**Task statement**
Work out the count of lines in the entries below that include "selected", and write only that count.

**Material provided**
╭──

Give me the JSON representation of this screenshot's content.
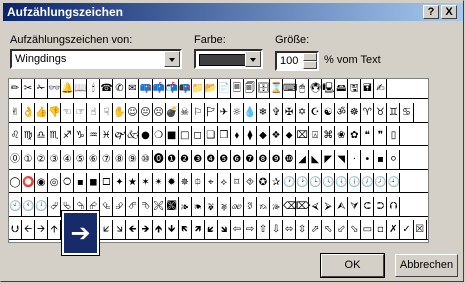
{
  "dialog": {
    "title": "Aufzählungszeichen",
    "help_label": "?",
    "close_label": "X"
  },
  "font": {
    "label": "Aufzählungszeichen von:",
    "value": "Wingdings"
  },
  "color": {
    "label": "Farbe:",
    "swatch": "#404040"
  },
  "size": {
    "label": "Größe:",
    "value": "100",
    "suffix": "% vom Text"
  },
  "symbols": [
    "✏✂✁👓🔔📖🕯☎✆✉📪📫📬📭📁📂📄🗏🗐🗄⌛⌨🖱🖲🖳🖴🖫🖬✍",
    "✌👌👍👎☜☞☝☟✋☺😐☹💣☠⚐🏱✈☼💧❄✞✠✡☪☯ॐ☸♈♉♊♋",
    "♌♍♎♏♐♑♒♓🙰🙵●❍■□◻❑❒⬧⧫◆❖⬥⌧⍓⌘❀✿❝❞▯",
    "⓪①②③④⑤⑥⑦⑧⑨⑩⓿❶❷❸❹❺❻❼❽❾❿◢◣◤◥·•▪⚪",
    "◯⭕◉◎🞅▪◼🞏✦★✶✴✹✵⯐⌖⟡⌑⯑✪✰🕐🕑🕒🕓🕔🕕🕖🕗🕘",
    "🕙🕚🕛⮰⮱⮲⮳⮴⮵⮶⮷🙪🙫🙕🙔🙗🙖🙐🙑🙒🙓⌫⌦⮘⮚⮙⮛⮈⮊⮉",
    "⮋🡨🡪🡩🡫🡬🡭🡯🡮🡸🡺🡹🡻🡼🡽🡿🡾⇦⇨⇧⇩⬄⇳⬀⬁⬃⬂▭▫✗✓☒"
  ],
  "preview_glyph": "➔",
  "buttons": {
    "ok": "OK",
    "cancel": "Abbrechen"
  }
}
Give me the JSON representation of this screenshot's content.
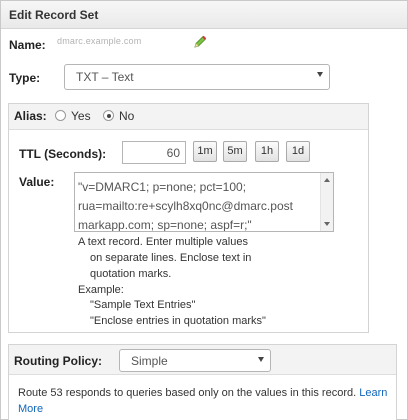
{
  "header": {
    "title": "Edit Record Set"
  },
  "name": {
    "label": "Name:",
    "value": "dmarc.example.com"
  },
  "type": {
    "label": "Type:",
    "selected": "TXT – Text"
  },
  "alias": {
    "label": "Alias:",
    "yes": "Yes",
    "no": "No",
    "selected": "No"
  },
  "ttl": {
    "label": "TTL (Seconds):",
    "value": "60",
    "buttons": [
      "1m",
      "5m",
      "1h",
      "1d"
    ]
  },
  "value": {
    "label": "Value:",
    "lines": [
      "\"v=DMARC1; p=none; pct=100;",
      "rua=mailto:re+scylh8xq0nc@dmarc.post",
      "markapp.com; sp=none; aspf=r;\""
    ],
    "help": [
      "A text record. Enter multiple values",
      "on separate lines. Enclose text in",
      "quotation marks.",
      "Example:",
      "\"Sample Text Entries\"",
      "\"Enclose entries in quotation marks\""
    ]
  },
  "routing": {
    "label": "Routing Policy:",
    "selected": "Simple",
    "description": "Route 53 responds to queries based only on the values in this record.",
    "learn_more": "Learn",
    "learn_more_2": "More"
  },
  "colors": {
    "link": "#1166bb",
    "header_bg": "#ececec"
  }
}
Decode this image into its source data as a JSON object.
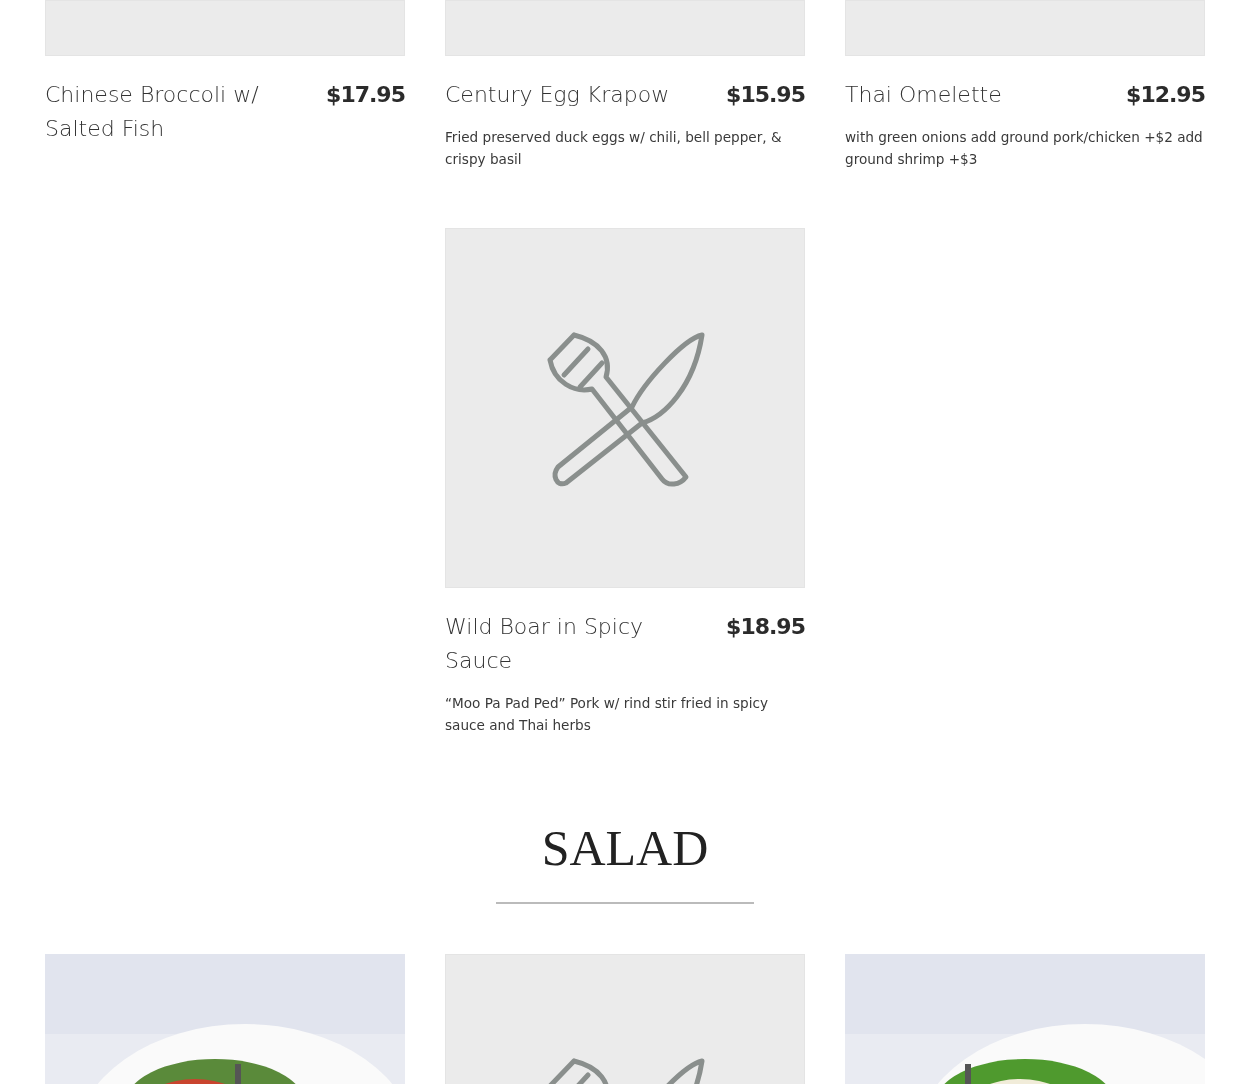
{
  "sections": [
    {
      "items": [
        {
          "image": {
            "kind": "blank"
          },
          "name": "Chinese Broccoli w/ Salted Fish",
          "price": "$17.95"
        },
        {
          "image": {
            "kind": "blank"
          },
          "name": "Century Egg Krapow",
          "price": "$15.95",
          "description": "Fried preserved duck eggs w/ chili, bell pepper, & crispy basil"
        },
        {
          "image": {
            "kind": "blank"
          },
          "name": "Thai Omelette",
          "price": "$12.95",
          "description": "with green onions add ground pork/chicken +$2 add ground shrimp +$3"
        },
        {
          "image": {
            "kind": "empty"
          }
        },
        {
          "image": {
            "kind": "placeholder"
          },
          "name": "Wild Boar in Spicy Sauce",
          "price": "$18.95",
          "description": "“Moo Pa Pad Ped” Pork w/ rind stir fried in spicy sauce and Thai herbs"
        }
      ]
    },
    {
      "heading": "SALAD",
      "items": [
        {
          "image": {
            "kind": "picture"
          }
        },
        {
          "image": {
            "kind": "placeholder"
          }
        },
        {
          "image": {
            "kind": "picture"
          }
        }
      ]
    }
  ]
}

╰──

**Solution to the exercise**
3